In its 2016 The Future of Jobs report, the World Economic Forum predicts that by 2020 many adults will be employed in jobs that do not exist today. Changes in technology, emerging markets, shifting demographics, and other disruptions will create a wholly new employment landscape. In particular, forecasters predict a shift in sought-after job skills from technical expertise to interpersonal, soft skills. In the years to come, employers will continue to seek out team members skilled at communication, collaboration, and persuasion.
You may have already noticed this shift taking place in your industry. From sales to engineering, new generations of employees and their employers are placing an emphasis on emotional intelligence, relationship building, and teamwork.
A step ahead: The importance of personal connections to your business.

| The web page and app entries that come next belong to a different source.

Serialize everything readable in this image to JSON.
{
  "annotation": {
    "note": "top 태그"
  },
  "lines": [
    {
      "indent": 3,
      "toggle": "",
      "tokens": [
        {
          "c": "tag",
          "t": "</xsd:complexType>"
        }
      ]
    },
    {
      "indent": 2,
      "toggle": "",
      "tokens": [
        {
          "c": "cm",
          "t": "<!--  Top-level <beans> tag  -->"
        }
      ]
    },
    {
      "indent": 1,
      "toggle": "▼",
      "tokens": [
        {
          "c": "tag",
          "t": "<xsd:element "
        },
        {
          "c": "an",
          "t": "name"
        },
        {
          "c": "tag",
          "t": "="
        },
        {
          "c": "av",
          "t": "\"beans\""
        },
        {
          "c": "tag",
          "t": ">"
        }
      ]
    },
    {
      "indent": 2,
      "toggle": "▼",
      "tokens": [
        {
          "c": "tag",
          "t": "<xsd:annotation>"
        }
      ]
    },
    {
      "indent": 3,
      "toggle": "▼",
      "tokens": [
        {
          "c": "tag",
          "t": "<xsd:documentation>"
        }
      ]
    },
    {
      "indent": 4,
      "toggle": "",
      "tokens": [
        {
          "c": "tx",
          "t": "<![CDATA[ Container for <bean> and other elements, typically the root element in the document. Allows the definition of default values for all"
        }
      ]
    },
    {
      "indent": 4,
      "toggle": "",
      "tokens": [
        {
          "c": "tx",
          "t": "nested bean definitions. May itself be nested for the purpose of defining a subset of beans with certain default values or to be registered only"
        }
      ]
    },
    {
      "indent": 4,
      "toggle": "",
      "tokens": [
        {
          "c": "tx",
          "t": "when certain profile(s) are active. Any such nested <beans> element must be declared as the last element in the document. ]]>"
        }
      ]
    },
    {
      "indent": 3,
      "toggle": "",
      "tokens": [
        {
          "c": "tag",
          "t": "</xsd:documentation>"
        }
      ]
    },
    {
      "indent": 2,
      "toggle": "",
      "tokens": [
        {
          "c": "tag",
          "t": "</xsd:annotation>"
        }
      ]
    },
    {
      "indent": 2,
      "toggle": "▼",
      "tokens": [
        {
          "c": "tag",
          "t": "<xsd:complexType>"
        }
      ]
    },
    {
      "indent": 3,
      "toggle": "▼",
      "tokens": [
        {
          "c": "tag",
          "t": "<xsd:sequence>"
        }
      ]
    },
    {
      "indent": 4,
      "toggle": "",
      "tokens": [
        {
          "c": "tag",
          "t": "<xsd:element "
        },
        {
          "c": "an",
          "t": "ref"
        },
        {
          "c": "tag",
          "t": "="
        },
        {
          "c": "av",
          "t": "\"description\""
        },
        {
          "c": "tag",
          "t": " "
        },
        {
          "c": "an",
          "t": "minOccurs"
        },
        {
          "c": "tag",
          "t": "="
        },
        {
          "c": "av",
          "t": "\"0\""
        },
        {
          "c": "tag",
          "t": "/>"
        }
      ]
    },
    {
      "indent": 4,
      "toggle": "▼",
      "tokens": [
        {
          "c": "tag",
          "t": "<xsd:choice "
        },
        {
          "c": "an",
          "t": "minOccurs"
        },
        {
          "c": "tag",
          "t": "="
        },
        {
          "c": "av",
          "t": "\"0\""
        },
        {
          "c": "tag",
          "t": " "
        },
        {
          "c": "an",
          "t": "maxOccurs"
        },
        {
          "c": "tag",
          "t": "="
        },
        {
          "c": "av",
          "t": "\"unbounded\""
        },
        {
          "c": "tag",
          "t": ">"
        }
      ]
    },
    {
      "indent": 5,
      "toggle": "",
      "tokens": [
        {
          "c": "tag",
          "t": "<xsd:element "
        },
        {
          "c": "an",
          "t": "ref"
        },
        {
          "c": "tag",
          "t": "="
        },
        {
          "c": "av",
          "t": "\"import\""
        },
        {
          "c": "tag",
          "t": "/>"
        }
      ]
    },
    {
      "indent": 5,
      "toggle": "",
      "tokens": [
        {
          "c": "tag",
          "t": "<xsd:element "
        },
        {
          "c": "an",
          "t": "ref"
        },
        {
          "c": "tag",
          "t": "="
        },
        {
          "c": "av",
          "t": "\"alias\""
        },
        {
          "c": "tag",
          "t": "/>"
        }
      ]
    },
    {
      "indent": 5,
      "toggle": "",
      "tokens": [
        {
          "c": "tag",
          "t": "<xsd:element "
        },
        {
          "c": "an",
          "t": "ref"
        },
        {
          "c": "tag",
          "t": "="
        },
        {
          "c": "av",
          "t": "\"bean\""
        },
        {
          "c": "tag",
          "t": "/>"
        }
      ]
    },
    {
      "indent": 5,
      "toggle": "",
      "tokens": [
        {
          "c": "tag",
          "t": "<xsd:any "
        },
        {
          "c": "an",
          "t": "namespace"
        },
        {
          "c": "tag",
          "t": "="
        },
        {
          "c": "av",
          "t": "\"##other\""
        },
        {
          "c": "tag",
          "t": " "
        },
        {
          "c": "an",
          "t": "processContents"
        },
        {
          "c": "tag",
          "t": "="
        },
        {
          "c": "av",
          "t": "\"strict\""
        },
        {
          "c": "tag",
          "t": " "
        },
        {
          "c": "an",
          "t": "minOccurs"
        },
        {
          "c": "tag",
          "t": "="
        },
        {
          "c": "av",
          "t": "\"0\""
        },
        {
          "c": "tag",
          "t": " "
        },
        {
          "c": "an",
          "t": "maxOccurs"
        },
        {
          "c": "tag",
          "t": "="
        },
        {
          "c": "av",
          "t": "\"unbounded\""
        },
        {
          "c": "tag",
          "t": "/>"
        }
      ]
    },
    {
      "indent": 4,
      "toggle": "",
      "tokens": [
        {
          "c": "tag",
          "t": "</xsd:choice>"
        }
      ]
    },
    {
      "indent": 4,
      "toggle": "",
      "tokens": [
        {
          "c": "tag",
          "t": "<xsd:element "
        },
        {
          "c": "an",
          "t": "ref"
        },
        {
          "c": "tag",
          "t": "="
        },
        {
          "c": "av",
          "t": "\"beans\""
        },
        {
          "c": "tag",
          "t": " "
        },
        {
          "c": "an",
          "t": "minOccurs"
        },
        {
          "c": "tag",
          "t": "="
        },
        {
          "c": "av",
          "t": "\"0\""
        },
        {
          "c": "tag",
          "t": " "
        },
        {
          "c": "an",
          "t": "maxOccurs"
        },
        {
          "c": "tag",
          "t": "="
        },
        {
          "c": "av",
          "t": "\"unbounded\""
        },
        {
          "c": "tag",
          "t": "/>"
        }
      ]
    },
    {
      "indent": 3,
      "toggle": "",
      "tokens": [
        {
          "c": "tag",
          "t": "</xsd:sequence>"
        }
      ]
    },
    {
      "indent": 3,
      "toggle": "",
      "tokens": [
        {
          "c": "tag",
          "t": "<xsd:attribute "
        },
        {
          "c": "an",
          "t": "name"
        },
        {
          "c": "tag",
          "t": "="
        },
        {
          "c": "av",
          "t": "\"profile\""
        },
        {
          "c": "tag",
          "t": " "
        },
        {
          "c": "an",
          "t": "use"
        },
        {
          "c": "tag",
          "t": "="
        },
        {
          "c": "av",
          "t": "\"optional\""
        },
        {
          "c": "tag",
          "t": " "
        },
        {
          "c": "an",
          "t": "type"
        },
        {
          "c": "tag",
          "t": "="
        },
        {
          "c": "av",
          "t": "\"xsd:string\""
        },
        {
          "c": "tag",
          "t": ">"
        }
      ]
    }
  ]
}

Technology has opened up new economic avenues all over the globe. When choosing a product or partner, businesses and consumers can select from a worldwide array of organizations. Being selected in this competitive market requires more than just presenting a valuable product or service. As Mark Bonchek and Cara France explain in this Harvard Business Review article, to remain competitive, businesses must create a mutually beneficial relationship between their organization and its customers.
An important part of developing any relationship is creating trust between both parties. In her article, The Science of When You Need In-Person Communication, Laura Vanderkam shares that personal interaction is one of the best ways to build trust between individuals and enthusiasm for shared projects. The ability to shake hands, see verbal expressions, and detect other non-verbal cues all help to foster a stronger, more trusting relationship.
Beyond business: How personal connections benefit you.
Of course, the traditional reasons for building relationships continue to be important. Despite new technologies that allow us to participate in cyber conferences and webinars, networking and in-person conferences aren’t going anywhere. Thought leadership and influence still depend on building personal relationships. Making more connections means gaining more advocates and extending your reach.
But, let’s dig a little deeper. Beyond building your business and your personal brand, how can learning to form and nurture these types of connections benefit you?
It may seem obvious, but one of the greatest benefits of making personal connections is friendship. Working and pursuing your career can be lonely. One of the best benefits of taking the time to connect with other professionals is that they understand your journey. When you are facing challenges or frustrations, a trusted friend can prove invaluable. The best time to find a true friend is before you need one.
Another thing I value about connecting with others is knowledge discovery. We can’t all be experts in all things. Nor does any one person have the time to track down every interesting idea. When you spend time connecting with others, you have the opportunity to gain from their knowledge and share your own. Working as a team often leads to discoveries that a single person alone might not ever find. Collaborating with my friends energizes and inspires me.
Finally, opening yourself to forming new relationships also opens the door to serendipity. None of us can predict the future. Sometimes life just happens, and if you aren’t participating you’ll miss out. A chance encounter might become the foundation for a great business venture or a new career. You never know who you’re going to meet until you’ve met them.
For these and many other reasons, everyone can benefit from developing their softer side and learning to form real and lasting relationship connections. In the following articles, I’ll share how you can find, make, and sustain great connections. So, please, keep reading as we explore making connections together.